Data about app and page elements:
-- -- --

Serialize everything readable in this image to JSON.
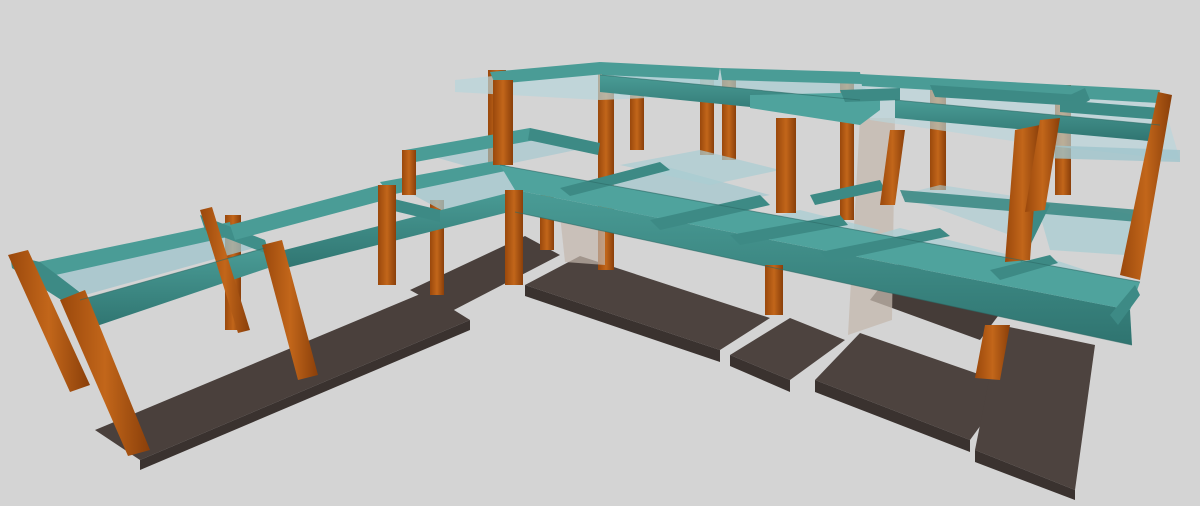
{
  "scene": {
    "view": "3d-axonometric",
    "background_color": "#d4d4d4",
    "element_types": [
      {
        "name": "foundation-slab",
        "color": "#4e4440"
      },
      {
        "name": "column",
        "color": "#b65a12"
      },
      {
        "name": "beam",
        "color": "#3d8a85"
      },
      {
        "name": "floor-panel",
        "color": "#9fc6cc"
      },
      {
        "name": "core-wall",
        "color": "#b9aea4"
      }
    ],
    "counts": {
      "foundation_slabs": 8,
      "columns": 24,
      "beam_levels": 2
    }
  }
}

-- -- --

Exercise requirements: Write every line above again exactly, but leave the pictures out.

The completed task:
Serialize everything readable in this image to JSON.
{
  "scene": {
    "view": "3d-axonometric",
    "background_color": "#d4d4d4",
    "element_types": [
      {
        "name": "foundation-slab",
        "color": "#4e4440"
      },
      {
        "name": "column",
        "color": "#b65a12"
      },
      {
        "name": "beam",
        "color": "#3d8a85"
      },
      {
        "name": "floor-panel",
        "color": "#9fc6cc"
      },
      {
        "name": "core-wall",
        "color": "#b9aea4"
      }
    ],
    "counts": {
      "foundation_slabs": 8,
      "columns": 24,
      "beam_levels": 2
    }
  }
}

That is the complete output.